The simple truth is that the low retention rates prevalent in the trucking industry are nothing more than a business challenge gone unchecked. Having a successful business is a difficult thing to achieve, no matter the industry or company. Being in the trucking industry exaggerates this challenge since it is capital-intensive and there are very few restrictions to enter the industry, other than courage and money. Now add to this the margins that are razor-thin by most business standards, and you begin to understand how so many new companies always seem to pop up as they do and why so many fail.
In the beginning, the trucking company owner must wear many hats to get the business off the ground. They are usually the company’s first dispatcher, the first salesperson, the first safety manager, the first billing clerk and the first bookkeeper, to name a few essential functions. This type of pressure can be overwhelming to all but the determined few. So as the company begins to gain traction, the task of adding and retaining drivers starts to get a little too finite.
As companies expand, few ever go down the road of strategic planning. If they do, they might discuss the plan to build the company through additional sales and trucks. A discussion might also ensue concerning the business’s infrastructure, what needs to be added to accommodate the extra work budgeted. To some entrepreneurs, this entails the additional expense of hiring people before the additional revenue has been secured.
Most business owners find this scary, but if it is not done, then things can quickly fall off the rails. Spending each day putting out fires because the company is understaffed can wear down the business owner and the rest of the staff. Driver retention usually starts to take a beating at this point.
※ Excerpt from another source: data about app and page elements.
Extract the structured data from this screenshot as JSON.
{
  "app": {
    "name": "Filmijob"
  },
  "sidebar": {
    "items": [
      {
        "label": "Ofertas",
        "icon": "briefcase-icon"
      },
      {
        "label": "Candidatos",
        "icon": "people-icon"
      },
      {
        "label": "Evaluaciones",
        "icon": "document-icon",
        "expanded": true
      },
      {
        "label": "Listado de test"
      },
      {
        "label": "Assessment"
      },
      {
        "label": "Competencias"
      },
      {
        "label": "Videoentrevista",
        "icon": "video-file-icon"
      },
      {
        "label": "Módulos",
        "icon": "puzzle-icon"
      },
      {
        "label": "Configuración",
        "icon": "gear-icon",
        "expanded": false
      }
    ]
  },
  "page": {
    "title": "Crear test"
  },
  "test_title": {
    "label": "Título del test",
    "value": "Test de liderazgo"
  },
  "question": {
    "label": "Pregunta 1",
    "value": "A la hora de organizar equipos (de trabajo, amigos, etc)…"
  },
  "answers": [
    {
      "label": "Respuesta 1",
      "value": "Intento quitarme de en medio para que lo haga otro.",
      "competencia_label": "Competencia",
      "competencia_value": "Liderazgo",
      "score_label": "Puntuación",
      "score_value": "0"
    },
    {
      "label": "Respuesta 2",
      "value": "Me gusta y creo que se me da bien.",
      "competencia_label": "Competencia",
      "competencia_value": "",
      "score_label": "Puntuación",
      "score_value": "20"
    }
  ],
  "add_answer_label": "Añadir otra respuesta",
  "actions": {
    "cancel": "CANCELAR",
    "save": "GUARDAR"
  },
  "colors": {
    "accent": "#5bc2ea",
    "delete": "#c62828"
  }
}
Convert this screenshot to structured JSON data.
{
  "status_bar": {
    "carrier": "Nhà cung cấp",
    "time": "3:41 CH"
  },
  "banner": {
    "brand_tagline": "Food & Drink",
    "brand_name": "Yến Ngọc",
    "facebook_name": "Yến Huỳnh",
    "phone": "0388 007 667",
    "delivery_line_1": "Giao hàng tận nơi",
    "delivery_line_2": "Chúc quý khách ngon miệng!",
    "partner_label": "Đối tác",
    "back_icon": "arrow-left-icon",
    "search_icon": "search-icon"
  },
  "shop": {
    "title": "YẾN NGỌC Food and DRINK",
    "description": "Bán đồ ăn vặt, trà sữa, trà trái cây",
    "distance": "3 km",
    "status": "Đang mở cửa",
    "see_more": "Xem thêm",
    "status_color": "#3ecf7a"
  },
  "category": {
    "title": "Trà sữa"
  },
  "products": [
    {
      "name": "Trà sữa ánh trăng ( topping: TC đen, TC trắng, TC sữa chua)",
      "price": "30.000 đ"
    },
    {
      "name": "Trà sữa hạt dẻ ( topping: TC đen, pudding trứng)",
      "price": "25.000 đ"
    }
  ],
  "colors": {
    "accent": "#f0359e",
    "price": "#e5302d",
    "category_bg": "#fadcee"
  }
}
Scenario one allows the company time to filter through available candidates and train them to be precisely what is needed. Scenario two puts much more strain on the hiring process. It rushes things and it also likely shortens the training period for the new person, leading to performance issues and possibly more fires to put out. At this point, driver retention is not priority one, not that it shouldn’t be. It is just such a hectic atmosphere that the priorities get blurred when one is always playing catch up.
Core fundamentals that need to be in place when talking about driver retention are nicely displayed in Maslow’s Hierarchy of needs; https://en.wikipedia.org/wiki/Abraham Maslow
In my public speaking, I can usually hold a group’s attention with this discussion when I do presentations about driver retention. Most folks can absorb the concept; they get it. What they have a much harder time understanding is that this is a foundational concept of retention. In practice, it needs to be brought along slowly and thoughtfully. It is not something that can be muscled into place or that happens naturally. I have talked to many owners, and many of them want to act first and plan later. It’s the old joke of shoot first and ask questions later – and then they are confused because things don’t change to the extent they wanted.
Abraham Maslow put forth a theory that each of us is motivated by a series of priorities that drive our aspirational decisions daily. It looks like this: at the first level we need sustenance (food) which in trucking means wages. How much are you going to pay me? This relates to respect also. Next is the second level – we need to be safe; we need shelter. In trucking, this means how old the truck is, the reputation of the fleet I am working at or looking at for future employment. The third level is that of belonging – communication. We are social mammals; how does the company interact with their drivers, is it effective, is it consistent and does it give valuable helpful information? The fourth level is self-esteem or recognition; we need feedback and acknowledgment of what we do for the business. No one wants to feel taken advantage of or have the feeling of being taken for granted. Finally, the fifth level is self-actualization. I plan on being the best I can be in this profession. Does this company provide me with the tools and educational opportunities for me to advance
in my chosen field?
The paragraph above holds the key to retention. It is the holy grail, in my opinion. As I have said many times before, this is a complex issue for most trucking companies that took years to manifest. Do not fool yourself into thinking that there are any quick fixes to getting things under control. There are, of course, many vendors who have jumped on the pain that many companies suffer. The ROI (Return on Investment) for these services is usually handsome when you compare the average cost to hire a driver is in the range of $6 and $12K. The question becomes, to what reduced retention level will we get to, and can we sustain it? In many cases, the benefits are marginal.
Now take one of these products and nest it inside a company that has decided that driver retention will be the business’s primary focus. Now you have an excellent opportunity to make lasting change. If you would like to hear some of my ramblings in more detail, please jump to:
It’s always been confusing to me that when something threatens the trucking industry or an individual company, they will pivot on a dime to manage their way through whatever obstacle. Talk about resilience. But when it comes to driver retention, many look for ways to find new drivers rather than stop and try to find a way to stem the leakage of drivers from their company. Driver retention can be solved and needs to be looked at as a threat to the company’s very existence.
Ray J. Haight
Areas of Focus: Operations, Recruiting & Retention, Human Resources With a career spanning four decades, Ray has been involved in all facets of the North American Trucking Industry.